By Helen RobertsBeachcombing is fun no matter what your age. Shells, pieces of driftwood and cloudy coloured glass somehow find a way into pockets, rucksack compartments and lunchboxes. A holiday to Slapton, in the South Hams, over the summer cemented our family’s curiosity in scouring the beaches. But whilst beachcombing, I was also similarly intrigued by the plants growing in this environment.
The coast here has a constantly shifting flora highly specialised for growing in difficult conditions. There is a shingle ridge that runs parallel to the shoreline, dividing the lake (Slapton Ley) from the sea. The plants that I discovered along the ridge path that runs northeast from the village of Torcross looked so intrinsically a part of the place, that to me they amplified the essence of this unique shingle coast.
All of the species on the shingle ridge have evolved ways of coping with difficult coastal conditions. The plants here are frequently subjected to saline spray and blown salts, high winds, exposure to hot summer temperatures and low soil humidity. The physical makeup of the shingle (it is a mix of flint, chert and quartz intermixed with some finer material) means that the substrate is very free draining and this results in the acute leaching of nutrients.
Most species that grow here have developed a cuticle (the protective film covering the leaf) that resists the entry of salt water or the leaves are sclerophyllous (thick, waxy and leathery). Often leaves are succulent and allow more effective retention of water.
Thick leaves and deep roots
|Giant leaved sea kale (Crambe maritima)|
Photo credit: Peganum [via Flickr CC BY-SA 2.0]
Other plants on the shingle bar include the beautifully architectural rock samphire (Crithmum maritimum) and the giant leaved sea kale (Crambe maritima), the latter becoming popularised through its abundance in Derek Jarman’s extraordinary shingle garden near Dungeness.
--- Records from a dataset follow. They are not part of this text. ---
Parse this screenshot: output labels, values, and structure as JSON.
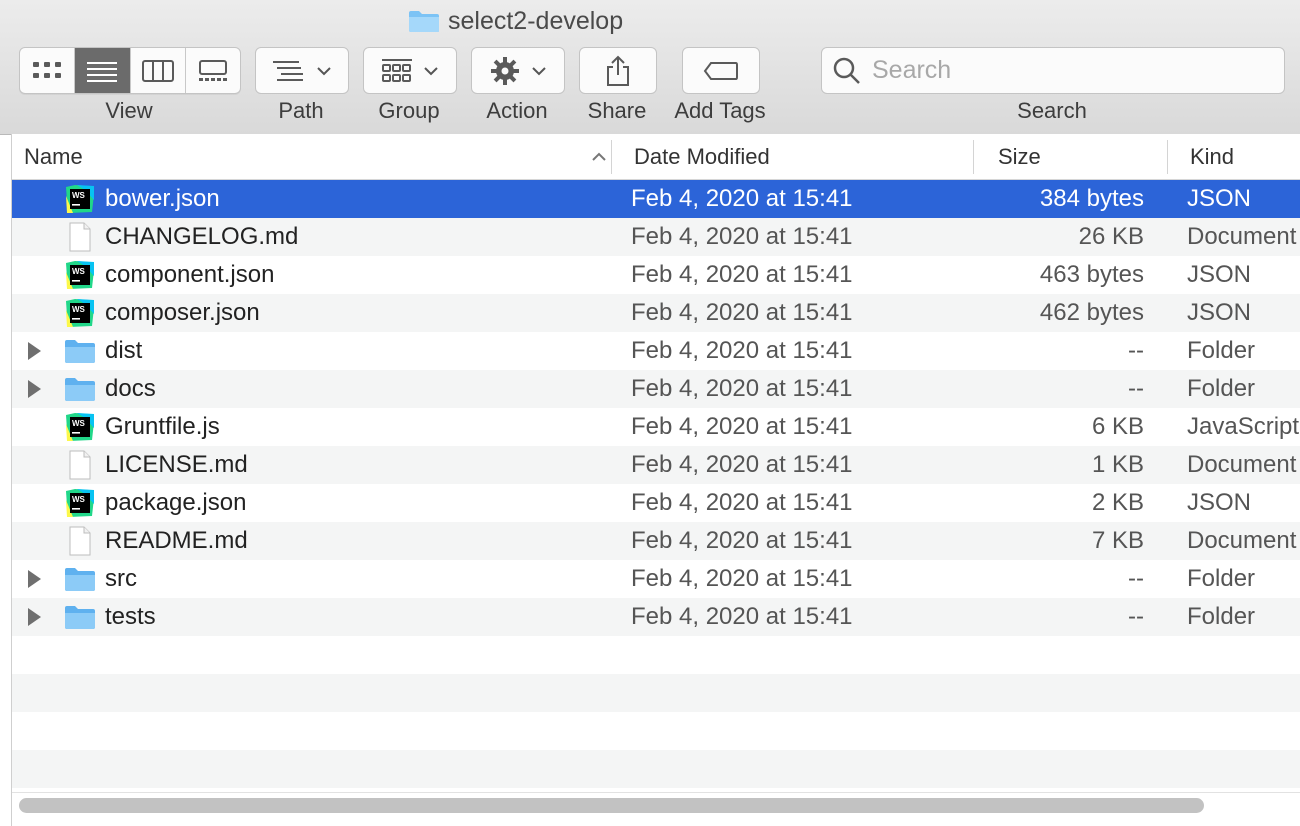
{
  "window": {
    "title": "select2-develop"
  },
  "toolbar": {
    "view_label": "View",
    "path_label": "Path",
    "group_label": "Group",
    "action_label": "Action",
    "share_label": "Share",
    "add_tags_label": "Add Tags",
    "search_label": "Search",
    "search_placeholder": "Search",
    "view_modes": [
      "icon-view-icon",
      "list-view-icon",
      "column-view-icon",
      "gallery-view-icon"
    ],
    "active_view": "list"
  },
  "columns": {
    "name": "Name",
    "date": "Date Modified",
    "size": "Size",
    "kind": "Kind"
  },
  "rows": [
    {
      "name": "bower.json",
      "date": "Feb 4, 2020 at 15:41",
      "size": "384 bytes",
      "kind": "JSON",
      "icon": "webstorm-file-icon",
      "selected": true
    },
    {
      "name": "CHANGELOG.md",
      "date": "Feb 4, 2020 at 15:41",
      "size": "26 KB",
      "kind": "Document",
      "icon": "document-icon"
    },
    {
      "name": "component.json",
      "date": "Feb 4, 2020 at 15:41",
      "size": "463 bytes",
      "kind": "JSON",
      "icon": "webstorm-file-icon"
    },
    {
      "name": "composer.json",
      "date": "Feb 4, 2020 at 15:41",
      "size": "462 bytes",
      "kind": "JSON",
      "icon": "webstorm-file-icon"
    },
    {
      "name": "dist",
      "date": "Feb 4, 2020 at 15:41",
      "size": "--",
      "kind": "Folder",
      "icon": "folder-icon",
      "folder": true
    },
    {
      "name": "docs",
      "date": "Feb 4, 2020 at 15:41",
      "size": "--",
      "kind": "Folder",
      "icon": "folder-icon",
      "folder": true
    },
    {
      "name": "Gruntfile.js",
      "date": "Feb 4, 2020 at 15:41",
      "size": "6 KB",
      "kind": "JavaScript",
      "icon": "webstorm-file-icon"
    },
    {
      "name": "LICENSE.md",
      "date": "Feb 4, 2020 at 15:41",
      "size": "1 KB",
      "kind": "Document",
      "icon": "document-icon"
    },
    {
      "name": "package.json",
      "date": "Feb 4, 2020 at 15:41",
      "size": "2 KB",
      "kind": "JSON",
      "icon": "webstorm-file-icon"
    },
    {
      "name": "README.md",
      "date": "Feb 4, 2020 at 15:41",
      "size": "7 KB",
      "kind": "Document",
      "icon": "document-icon"
    },
    {
      "name": "src",
      "date": "Feb 4, 2020 at 15:41",
      "size": "--",
      "kind": "Folder",
      "icon": "folder-icon",
      "folder": true
    },
    {
      "name": "tests",
      "date": "Feb 4, 2020 at 15:41",
      "size": "--",
      "kind": "Folder",
      "icon": "folder-icon",
      "folder": true
    }
  ],
  "colors": {
    "selection": "#2c64d8",
    "folder": "#6cb8f1",
    "alt_row": "#f4f5f5"
  }
}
Sea kale taproots reach depths of up to 2 metres, providing them with a significant anchor in coastal winds.
|Restharrow (Ononis repens) is a common beach dweller.|
Photo credit: Matt Lavin [via Flickr CC BY-SA 2.0]
These species have adapted to this environment. Although the ridge is only a narrow two metre strip of shingle, it displays a wonderful mosaic of disturbed ruderal* vegetation that forms a linear ribbon of interesting shapes, forms and flowers. Observing this particular plant habitat has helped me in the development of my own gravel garden at home. Some of these species are better suited to a garden environment and so I will begin with these. Although, more often than not it’s a matter of trial and error when trying to take plants outside of the conditions in which they thrive. Beth Chatto’s famous mantra, ‘Right plant, right place’ springs to mind and is always in my thoughts when I am planting my own garden or designing for other people.
*Ruderal is a term in botany that refers to plants that grow on waste ground or among rubbish.
Helen Roberts is a trained landscape architect with a background in plant sciences. She is a probationary member of the Garden Media Guild and a regular contributor to the University of Bristol Botanic Garden blog.